04/30/2012 - A closer look at the Buccaneers' picks: Round 1/31 - Doug Martin, RB, 5-9, 223, Boise State...Martin is an every-down back that reminds Schiano of Ravens and former Rutgers running back Ray Rice. He should win the starting job over LeGarrette Blount. - The Sports Xchange
During the last three months, NFL scouts admit they studied hard to better appreciate Boise State running back Doug Martin. For his part, Martin admits he has come a long ways in appreciating football in general and the NFL in particular.
It was widely believed that Martin's production at Boise State was due more to sheer will and hard work than it was any innate athletic ability that might help his move up pro football. But after a dazzling performance at the Scouting Combine, it was apparent Martin had the athletic ability to validate his production as a runner, receiver and returner at Boise State.
He impressed scouts at the Senior Bowl in January, and then grabbed their attention at the Indianapolis combine in February (36-inch vertical jump and 10-foot broad jump, 28 reps with 225 pounds on bench press, 4.55 seconds in 40 yards). All this put a different perspective on the 4,885 yards of total offense and 48 touchdowns he accumulated at Boise state -- including 3,431 rushing, 715 receiving and 739 on kickoff returns.
That is impressive for anybody, but especially so for a guy who first honed those skills playing ferocious games of tag with his siblings. He had a radical game that included spins, rolling on the ground, leaping over people and off jungle gyms, and even running through a glass door -- once.
"I was a fan of Jackie Chan, so I was doing all kinds of stuff," Martin explained in an interview last year. "I was crafty."
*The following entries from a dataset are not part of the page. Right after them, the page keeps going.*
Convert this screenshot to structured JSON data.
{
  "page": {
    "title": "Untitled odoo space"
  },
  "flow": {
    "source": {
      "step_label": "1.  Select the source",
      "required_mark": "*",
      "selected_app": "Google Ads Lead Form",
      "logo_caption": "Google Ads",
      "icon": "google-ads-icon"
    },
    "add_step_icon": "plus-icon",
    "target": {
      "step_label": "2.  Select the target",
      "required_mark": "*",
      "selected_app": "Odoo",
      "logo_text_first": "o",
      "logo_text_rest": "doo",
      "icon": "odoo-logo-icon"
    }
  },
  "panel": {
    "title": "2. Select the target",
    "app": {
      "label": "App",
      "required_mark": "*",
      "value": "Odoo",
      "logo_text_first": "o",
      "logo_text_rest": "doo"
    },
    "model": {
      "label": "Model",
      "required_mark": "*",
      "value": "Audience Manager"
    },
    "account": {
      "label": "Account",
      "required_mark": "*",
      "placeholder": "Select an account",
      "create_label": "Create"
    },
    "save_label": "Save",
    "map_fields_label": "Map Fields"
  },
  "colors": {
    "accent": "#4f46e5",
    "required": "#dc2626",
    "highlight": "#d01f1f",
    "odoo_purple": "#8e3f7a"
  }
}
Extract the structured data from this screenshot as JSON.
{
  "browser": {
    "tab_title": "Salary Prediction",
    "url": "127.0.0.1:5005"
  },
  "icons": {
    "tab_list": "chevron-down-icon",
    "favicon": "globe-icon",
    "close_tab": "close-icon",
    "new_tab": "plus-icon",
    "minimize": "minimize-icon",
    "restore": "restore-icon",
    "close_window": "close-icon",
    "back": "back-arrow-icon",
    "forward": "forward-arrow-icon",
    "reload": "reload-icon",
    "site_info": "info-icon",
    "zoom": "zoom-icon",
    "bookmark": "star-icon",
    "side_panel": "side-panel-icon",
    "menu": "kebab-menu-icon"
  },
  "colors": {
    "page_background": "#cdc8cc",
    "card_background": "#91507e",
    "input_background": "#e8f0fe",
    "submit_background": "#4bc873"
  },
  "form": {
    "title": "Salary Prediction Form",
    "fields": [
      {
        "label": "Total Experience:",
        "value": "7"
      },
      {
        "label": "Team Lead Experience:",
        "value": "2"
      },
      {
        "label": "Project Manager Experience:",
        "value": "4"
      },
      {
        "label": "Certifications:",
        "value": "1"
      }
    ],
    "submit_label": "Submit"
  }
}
But he knew nothing about football when he enrolled at St. Mary's High in Stockton, Calif., nine years ago. Tag wasn't a team sport, so he was told to try football. He obliged, but players laughed when he showed up with linemen's shoes and his shoulder pads on wrong.
And when teammates sensed that he wasn't really savvy about football, especially the NFL, they were all over him. He recalled they would tease him by asking questions such as, "Where are the Dolphins?" He also recalls that he answered "Uh, Chicago?"
His teammates eventually stopped laughing when, after he learned a little more about the game, they found out what his siblings knew already. He was hard to tag, let alone tackle. As a junior he rushed for 1,950 yards and 18 touchdowns and was team MVP.
Since then, Martin has learned a lot more about football and, not coincidentally, the NFL has learned much more about him.
So both he and one NFL team will have an enlightened, mutual appreciation later this month when Martin's name is called during the draft, probably in the first or second round.
Inside: Bowling-ball runner between the tackles. Flashes a burst into and out of the hole. Lowers his pads and delivers a blow into the chest of defenders. Falls forward on nearly every run due to lean. Finds creases with jump-steps and bounces into open on some plays, but buries his head too soon at times. Short build makes it difficult for defenders to find among lineman. Does not always read blocks correctly from pulling guards. Holds ball high and tight when inside. May not be big enough to move piles at the next level, but gets low and gives great effort to pick up short-yardage plays.
Outside: Good acceleration and straight-line speed to break off long runs. Cuts hard to his left and right equally well to avoid hard-charging safeties. Flashes setting up straight-on defender with inside-out cut which freezes them. Strong stiff-arm denies oncoming tacklers. Shows patience on stretch runs, plants foot and accelerates to avoid penetrating defenders or once finding a hole. Does not always move ball to outside hand. Ball gets away from his body when running at full speed; fumbled three times in 2010, twice in 2009 in limited carries. May not break away from NFL defenders as regularly as he did against non-BCS conference competition.
Breaking tackles: Low center of gravity, strong lean, and powerful legs let him bull through arm and shoulder tackles. Good balance to spin off a hit, maintain balance and continue downfield. Lowers pads on contact and churns through cut tackles in space. Cuts quickly and even jump-cuts through traffic and past second-level tacklers. Plays through the whistle.
Blocking: Does not offer much in terms of pass protection. Often subbed out in obvious passing situations, best help for the quarterback is as an outlet receiver. Does not anchor against oncoming blitzers. Poor cut tackler, defenders easily elude him. Lacks height but possesses strength, build and attitude to improve with more coaching.
Receiving: Solid receiver in the flat, capable of running through tackles on the edge to move the chains. Flexible enough to catch passes thrown behind him. Effective on center screens, makes first man miss to get into space. Rarely goes out of bounds (unless time requires), cuts inside tacklers to get extra yardage.
Intangibles: Offensive weapon with defensive mindset. NFL body comes from excellent weight room work ethic. Teammate Matt Slater referred to Martin as a "muscle hamster" due to his compact build.